::: Provided entries :::
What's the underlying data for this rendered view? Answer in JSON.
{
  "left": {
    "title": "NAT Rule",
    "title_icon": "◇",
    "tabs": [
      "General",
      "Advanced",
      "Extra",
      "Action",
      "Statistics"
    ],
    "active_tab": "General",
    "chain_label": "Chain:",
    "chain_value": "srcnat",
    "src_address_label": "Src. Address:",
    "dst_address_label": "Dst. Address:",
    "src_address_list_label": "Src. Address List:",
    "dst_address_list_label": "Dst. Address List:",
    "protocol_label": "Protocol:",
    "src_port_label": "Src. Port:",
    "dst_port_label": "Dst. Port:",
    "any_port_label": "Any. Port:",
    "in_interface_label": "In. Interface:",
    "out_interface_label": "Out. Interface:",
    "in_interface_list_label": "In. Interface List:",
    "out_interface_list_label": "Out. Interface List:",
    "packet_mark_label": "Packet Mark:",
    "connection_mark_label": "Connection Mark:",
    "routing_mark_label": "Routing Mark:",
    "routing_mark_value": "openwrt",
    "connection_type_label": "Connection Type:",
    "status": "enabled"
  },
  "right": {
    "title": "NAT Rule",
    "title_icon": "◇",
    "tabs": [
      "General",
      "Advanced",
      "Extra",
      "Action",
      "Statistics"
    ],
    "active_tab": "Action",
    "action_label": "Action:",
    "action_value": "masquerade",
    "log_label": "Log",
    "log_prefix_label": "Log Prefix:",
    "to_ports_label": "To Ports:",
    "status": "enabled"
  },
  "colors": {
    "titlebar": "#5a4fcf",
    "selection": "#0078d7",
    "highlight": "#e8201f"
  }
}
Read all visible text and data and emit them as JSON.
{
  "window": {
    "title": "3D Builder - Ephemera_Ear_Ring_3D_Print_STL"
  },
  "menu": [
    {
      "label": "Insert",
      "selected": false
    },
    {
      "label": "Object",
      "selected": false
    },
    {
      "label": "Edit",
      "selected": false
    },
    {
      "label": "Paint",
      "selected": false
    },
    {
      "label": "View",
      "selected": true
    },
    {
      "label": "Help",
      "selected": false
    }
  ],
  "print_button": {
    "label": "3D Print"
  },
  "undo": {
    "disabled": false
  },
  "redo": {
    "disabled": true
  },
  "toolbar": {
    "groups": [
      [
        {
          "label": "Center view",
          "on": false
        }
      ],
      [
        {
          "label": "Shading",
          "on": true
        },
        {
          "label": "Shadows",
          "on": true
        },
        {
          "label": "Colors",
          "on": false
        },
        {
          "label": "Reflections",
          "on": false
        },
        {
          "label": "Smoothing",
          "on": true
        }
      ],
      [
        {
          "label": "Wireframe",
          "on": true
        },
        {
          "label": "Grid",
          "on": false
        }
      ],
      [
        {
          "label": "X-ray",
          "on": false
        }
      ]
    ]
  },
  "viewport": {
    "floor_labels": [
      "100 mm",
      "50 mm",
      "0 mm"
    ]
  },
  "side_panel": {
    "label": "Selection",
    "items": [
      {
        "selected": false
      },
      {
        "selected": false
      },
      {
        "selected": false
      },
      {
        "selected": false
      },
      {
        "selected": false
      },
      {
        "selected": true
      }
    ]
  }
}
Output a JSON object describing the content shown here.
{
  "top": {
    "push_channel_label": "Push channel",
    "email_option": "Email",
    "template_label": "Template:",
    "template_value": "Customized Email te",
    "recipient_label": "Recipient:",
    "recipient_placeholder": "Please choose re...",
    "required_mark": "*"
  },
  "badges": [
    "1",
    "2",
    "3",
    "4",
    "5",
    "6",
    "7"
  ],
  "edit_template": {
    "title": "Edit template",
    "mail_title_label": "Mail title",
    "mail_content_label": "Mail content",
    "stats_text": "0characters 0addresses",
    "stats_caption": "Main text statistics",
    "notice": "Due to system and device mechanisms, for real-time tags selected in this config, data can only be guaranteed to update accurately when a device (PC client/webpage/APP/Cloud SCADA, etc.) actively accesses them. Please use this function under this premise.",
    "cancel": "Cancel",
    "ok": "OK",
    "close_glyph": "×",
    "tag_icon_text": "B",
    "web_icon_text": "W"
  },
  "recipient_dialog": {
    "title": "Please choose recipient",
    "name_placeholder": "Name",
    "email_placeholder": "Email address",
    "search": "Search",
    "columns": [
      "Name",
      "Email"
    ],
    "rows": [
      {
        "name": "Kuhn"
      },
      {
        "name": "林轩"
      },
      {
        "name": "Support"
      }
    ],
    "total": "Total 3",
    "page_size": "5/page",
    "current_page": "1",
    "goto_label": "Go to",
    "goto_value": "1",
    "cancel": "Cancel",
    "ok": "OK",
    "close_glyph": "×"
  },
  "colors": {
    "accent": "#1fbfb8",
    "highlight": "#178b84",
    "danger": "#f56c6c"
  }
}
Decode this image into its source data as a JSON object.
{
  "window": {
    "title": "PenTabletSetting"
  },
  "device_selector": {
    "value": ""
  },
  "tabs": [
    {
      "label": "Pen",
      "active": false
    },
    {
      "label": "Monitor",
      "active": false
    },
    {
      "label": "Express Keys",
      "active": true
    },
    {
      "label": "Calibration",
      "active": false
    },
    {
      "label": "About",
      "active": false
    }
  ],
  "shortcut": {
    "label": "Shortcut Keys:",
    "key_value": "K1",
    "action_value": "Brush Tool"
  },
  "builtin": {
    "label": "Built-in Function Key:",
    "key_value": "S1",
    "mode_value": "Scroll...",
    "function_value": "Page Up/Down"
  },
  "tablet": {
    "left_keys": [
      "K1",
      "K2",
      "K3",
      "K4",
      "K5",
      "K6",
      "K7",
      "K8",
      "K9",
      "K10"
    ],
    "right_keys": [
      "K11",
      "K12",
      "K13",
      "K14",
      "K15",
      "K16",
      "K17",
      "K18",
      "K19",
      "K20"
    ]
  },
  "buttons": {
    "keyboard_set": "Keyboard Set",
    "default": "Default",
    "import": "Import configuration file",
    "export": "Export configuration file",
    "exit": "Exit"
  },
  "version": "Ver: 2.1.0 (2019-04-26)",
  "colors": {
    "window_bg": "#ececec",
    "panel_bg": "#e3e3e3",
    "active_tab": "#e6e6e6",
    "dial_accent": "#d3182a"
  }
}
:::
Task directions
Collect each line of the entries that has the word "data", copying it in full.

Exercise solution
What's the underlying data for this rendered view? Answer in JSON.
Read all visible text and data and emit them as JSON.
    "notice": "Due to system and device mechanisms, for real-time tags selected in this config, data can only be guaranteed to update accurately when a device (PC client/webpage/APP/Cloud SCADA, etc.) actively accesses them. Please use this function under this premise.",
Decode this image into its source data as a JSON object.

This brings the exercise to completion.